The proposal by the House of Representatives to mandate medical and dental professionals to complete five years of service before obtaining a full license has been met with opposition from Chris Ngige, the minister of labor and employment.
The member who represents Oshodi-Isolo II Federal Constituency, Ganiyu Johnson, sponsors the bill that would change the Medical and Dental Practitioners Act.
Ngige, who appeared live on Channels Television’s Politics Today on Monday, stated, “I don’t support the bill in question.”
However, he claimed that the legislator in question was “right” to introduce a private member’s bill, a proposed law made by a legislator who does not represent the executive branch.
It is not an executive bill, according to Ngige. Because the man is a constituent, “even the speaker cannot stop that bill.”
He asserts that a private member’s bill in the National Assembly originates from a lawmaker’s constituents or is created by the legislator following consultation with components who concur that the idea is the answer to their issue.
In contrast, Ngige said, “For me, that’s like trying to kill a fly with a sledgehammer.”

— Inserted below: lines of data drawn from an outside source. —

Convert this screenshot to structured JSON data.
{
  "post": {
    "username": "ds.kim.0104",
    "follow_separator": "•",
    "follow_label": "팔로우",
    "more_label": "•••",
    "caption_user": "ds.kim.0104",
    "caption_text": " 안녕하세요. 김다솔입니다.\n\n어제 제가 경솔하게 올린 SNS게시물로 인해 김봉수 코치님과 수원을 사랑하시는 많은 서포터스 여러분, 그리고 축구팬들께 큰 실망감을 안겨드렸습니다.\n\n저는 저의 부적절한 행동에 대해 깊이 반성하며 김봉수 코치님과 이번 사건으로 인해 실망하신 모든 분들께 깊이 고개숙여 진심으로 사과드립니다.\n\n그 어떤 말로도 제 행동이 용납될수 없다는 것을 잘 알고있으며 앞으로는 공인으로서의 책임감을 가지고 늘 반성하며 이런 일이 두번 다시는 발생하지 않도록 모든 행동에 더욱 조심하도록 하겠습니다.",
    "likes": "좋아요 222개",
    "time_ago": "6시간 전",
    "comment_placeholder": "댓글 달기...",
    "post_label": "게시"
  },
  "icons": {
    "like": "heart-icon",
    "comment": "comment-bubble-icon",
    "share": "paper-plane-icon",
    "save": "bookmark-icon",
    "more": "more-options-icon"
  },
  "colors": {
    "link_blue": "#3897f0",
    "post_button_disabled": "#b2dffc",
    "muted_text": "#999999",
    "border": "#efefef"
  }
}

He said that the Federal Ministry of Health should focus on the medical school, at which level a conversation about the fees due might be started.
“You put those who cannot pay fees on bond,” he remarked.
The qualified doctor mentioned his time as a medical student and how, as a scholarship recipient, he was “bonded” by the now-defunct East Central State Government.
Therefore, he said, “That is the way they should go, not bring a bill that puts shackles and chains on the leg of anyone.”